STOMACH BOOK’s first album heralds a new direction for modern emo, bringing a fiery, painful energy to the scene. The Indiana-based artist is ready to show the world her unhinged, cathartic sound.
I first met STOMACH BOOK a couple years ago, the internet bringing us close together despite the physical distance between us. It was easy to tell even back then that she had this insane passion for music – a limitless hunger to explore and experiment with sound. It brings me so much joy to finally see her years of work come to fruition, with what is absolutely her magnum opus so far. “STOMACH BOOK”, her self-titled album, travels through various genres and moods with ease, all while keeping in the same dark, tortured sound.
“Animals” opens with a thumping, dark bassline, accompanied by dirty, violent drums. The entire production ethos of the album is to be as destructive and experimental as possible, wrapping everything in distortion to create a pounding, angry tone. The song establishes the mood of the album instantly – a tribute to the worst parts of the human psyche. In her own words, STOMACH BOOK describes the album as “a way for me to process trauma and explore the beauty in suffering”, adding on “I hope to present the darkest parts of myself and the human experience, and hopefully it provides a catharsis that makes us all feel a little less alone”. This emphasis on trauma, paranoia, and distress is palpable in every beat of her music. In “Animals”, her voice carries an unhinged and strained tone, singing with an almost scream-like energy, but never quite letting it all out. She feels restrained or boxed in, fitting the angry and unhinged atmosphere of the song.
The standout track for me is “Ode”, hooking the listener with a solid guitar groove and harsh chords. The fast pace and constant flood of background samples create a noisy, anxious sound – as though STOMACH BOOK is treading water, barely keeping herself in check. The vocals in this one are perhaps the most unhinged so far, with lines like “you know those cigarettes are gonna murder you someday” spat out in an almost mocking tone. The music begs to be understood, with every aspect of the production showing all the unfiltered emotions she wants to convey – it’s hard to look away. She explains that the album “began in between panic attacks in my dorm room at college”, which is the exact atmosphere the music brings to mind. With every listen, I’m taken to the exact headspace the music was written in, as though I’m right there with her. There’s a sense of catharsis in this, as STOMACH BOOK herself put it. Her effort to shine a light on dark subjects and express her fears and insecurities is commendable, and even empowering at times.

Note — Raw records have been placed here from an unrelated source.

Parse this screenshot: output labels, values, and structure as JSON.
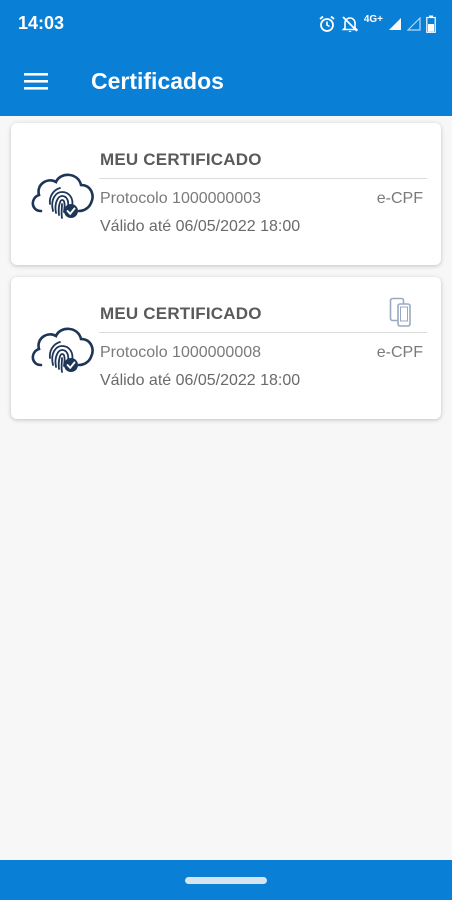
{
  "status_bar": {
    "time": "14:03",
    "network_label": "4G+",
    "icons": [
      "alarm-icon",
      "notifications-off-icon",
      "signal-icon",
      "battery-icon"
    ]
  },
  "app_bar": {
    "menu_icon": "hamburger-menu-icon",
    "title": "Certificados"
  },
  "certificates": [
    {
      "title": "MEU CERTIFICADO",
      "protocol": "Protocolo 1000000003",
      "type": "e-CPF",
      "validity": "Válido até 06/05/2022 18:00",
      "icon": "cloud-fingerprint-icon"
    },
    {
      "title": "MEU CERTIFICADO",
      "protocol": "Protocolo 1000000008",
      "type": "e-CPF",
      "validity": "Válido até 06/05/2022 18:00",
      "icon": "cloud-fingerprint-icon",
      "badge_icon": "devices-icon"
    }
  ],
  "colors": {
    "primary": "#0a7fd6",
    "background": "#f7f7f7",
    "card": "#ffffff",
    "icon_navy": "#1d3557"
  }
}
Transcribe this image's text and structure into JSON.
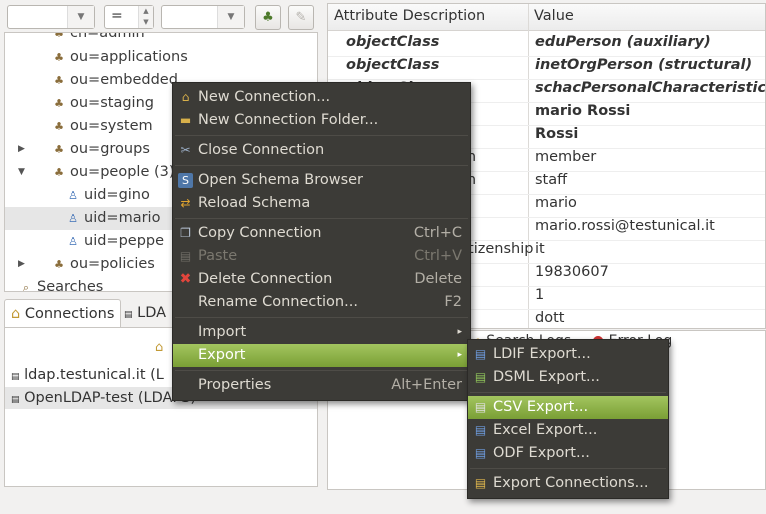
{
  "toolbar": {
    "filter_value": "",
    "operator": "=",
    "value": ""
  },
  "tree": {
    "items": [
      {
        "label": "cn=admin",
        "indent": 1
      },
      {
        "label": "ou=applications",
        "indent": 1
      },
      {
        "label": "ou=embedded",
        "indent": 1
      },
      {
        "label": "ou=staging",
        "indent": 1
      },
      {
        "label": "ou=system",
        "indent": 1
      },
      {
        "label": "ou=groups",
        "indent": 1
      },
      {
        "label": "ou=people (3)",
        "indent": 1
      },
      {
        "label": "uid=gino",
        "indent": 2
      },
      {
        "label": "uid=mario",
        "indent": 2
      },
      {
        "label": "uid=peppe",
        "indent": 2
      },
      {
        "label": "ou=policies",
        "indent": 1
      },
      {
        "label": "Searches",
        "indent": 0
      }
    ]
  },
  "tabs": {
    "connections": "Connections",
    "ldap": "LDA"
  },
  "connections": [
    {
      "label": "ldap.testunical.it (L"
    },
    {
      "label": "OpenLDAP-test (LDAPS)"
    }
  ],
  "attributes": {
    "header": {
      "desc": "Attribute Description",
      "value": "Value"
    },
    "rows": [
      {
        "desc": "objectClass",
        "value": "eduPerson (auxiliary)",
        "style": "it"
      },
      {
        "desc": "objectClass",
        "value": "inetOrgPerson (structural)",
        "style": "it"
      },
      {
        "desc": "objectClass",
        "value": "schacPersonalCharacteristics (au",
        "style": "it"
      },
      {
        "desc": "",
        "value": "mario Rossi",
        "style": "b"
      },
      {
        "desc": "",
        "value": "Rossi",
        "style": "b"
      },
      {
        "desc": "on",
        "value": "member",
        "style": ""
      },
      {
        "desc": "on",
        "value": "staff",
        "style": ""
      },
      {
        "desc": "",
        "value": "mario",
        "style": ""
      },
      {
        "desc": "",
        "value": "mario.rossi@testunical.it",
        "style": ""
      },
      {
        "desc": "itizenship",
        "value": "it",
        "style": ""
      },
      {
        "desc": "",
        "value": "19830607",
        "style": ""
      },
      {
        "desc": "",
        "value": "1",
        "style": ""
      },
      {
        "desc": "",
        "value": "dott",
        "style": ""
      }
    ]
  },
  "bottom_tabs": {
    "search_logs": "Search Logs",
    "error_log": "Error Log"
  },
  "context_menu": {
    "items": [
      {
        "label": "New Connection...",
        "accel": ""
      },
      {
        "label": "New Connection Folder...",
        "accel": ""
      },
      {
        "label": "Close Connection",
        "accel": ""
      },
      {
        "label": "Open Schema Browser",
        "accel": ""
      },
      {
        "label": "Reload Schema",
        "accel": ""
      },
      {
        "label": "Copy Connection",
        "accel": "Ctrl+C"
      },
      {
        "label": "Paste",
        "accel": "Ctrl+V"
      },
      {
        "label": "Delete Connection",
        "accel": "Delete"
      },
      {
        "label": "Rename Connection...",
        "accel": "F2"
      },
      {
        "label": "Import",
        "accel": ""
      },
      {
        "label": "Export",
        "accel": ""
      },
      {
        "label": "Properties",
        "accel": "Alt+Enter"
      }
    ]
  },
  "export_menu": {
    "items": [
      {
        "label": "LDIF Export..."
      },
      {
        "label": "DSML Export..."
      },
      {
        "label": "CSV Export..."
      },
      {
        "label": "Excel Export..."
      },
      {
        "label": "ODF Export..."
      },
      {
        "label": "Export Connections..."
      }
    ]
  }
}
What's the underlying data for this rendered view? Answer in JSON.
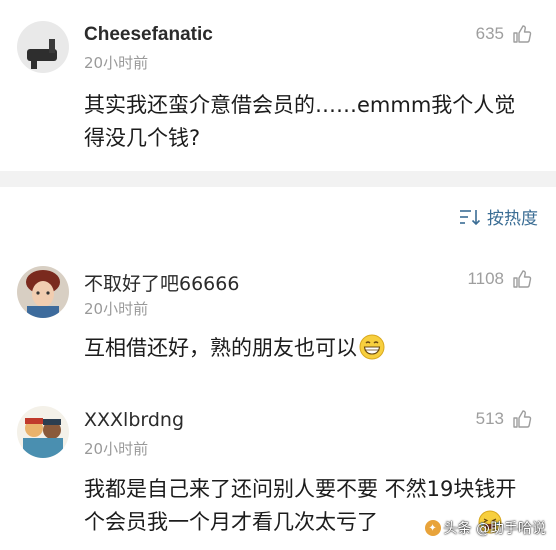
{
  "comments": [
    {
      "username": "Cheesefanatic",
      "time": "20小时前",
      "likes": "635",
      "text": "其实我还蛮介意借会员的……emmm我个人觉得没几个钱?"
    },
    {
      "username": "不取好了吧66666",
      "time": "20小时前",
      "likes": "1108",
      "text": "互相借还好，熟的朋友也可以"
    },
    {
      "username": "XXXlbrdng",
      "time": "20小时前",
      "likes": "513",
      "text": "我都是自己来了还问别人要不要 不然19块钱开个会员我一个月才看几次太亏了"
    }
  ],
  "sort": {
    "label": "按热度"
  },
  "watermark": {
    "text": "头条 @助手哈说"
  },
  "colors": {
    "link": "#3b6d94",
    "muted": "#9a9a9a",
    "separator": "#f2f2f2"
  },
  "icons": [
    "thumbs-up-icon",
    "sort-icon",
    "grin-emoji-icon",
    "laugh-emoji-icon"
  ]
}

The music itself seems to understand this, with bombastic brass and wailing shoegaze guitars lifting up the final chorus of “Ode”. The stress and anxiety is still there, but the focus is on releasing and celebrating those feelings, rather than burying them.
You would be forgiven for thinking brass, shoegaze guitars, reed organs, or any of the plethora of instruments STOMACH BOOK uses would clash with the Emo sound. This seems to be a conscious effort on her part to introduce fresher and weirder sounds to the genre. There has been a movement, especially in 5th Wave Emo, to bring new life to the genre through genre-mixing and experimentation. Popular bands like Glass Beach or Twinkle Park have brought orchestral instruments to the mix, with some songs taking a further step towards chiptune and synth-pop. Similarly, artists like Weatherday, who famously recorded an entire album on an iPhone, have helped open the floodgates for bedroom producers and independent youths to shout their feelings out online. STOMACH BOOK stands at the crossroads here, crafting her own niche in the genre by expanding the musical palette to include baroque instruments, glitchy samples, and childlike recorders and music boxes. She brings a folk sound to emo – perhaps as part of her ethos to make music that is communal and shared.
A fair comparison would be the music of Kenshi Yonezu, one of STOMACH BOOK’s main inspirations. Both artists create a carnival-esque atmosphere, with marching-band drums and polka rhythms. The song “Our Story” shows this well, the traditional emo guitars and drums juxtaposing the swelling reed organs, twinkling glockenspiel, and flamenco-like guitar. In particular the lyrics “they’d cut up my stomach and fill it with stones” bring to mind some sort of twisted nursery rhyme, sung with an innocent air. It would be hard to pinpoint any one genre as a direct influence, as the album moves through many timbres and writing styles with ease, essentially creating something entirely new. In one album, STOMACH BOOK establishes her own niche, and fills it with enough fresh and engaging music to define herself as someone to watch out for in the scene. I’m already obsessed, and I’m sure her debut album will be one I return to for years to come.
Listen to “STOMACH BOOK” here.
– Gray (@polygoncove) (Staff Writer)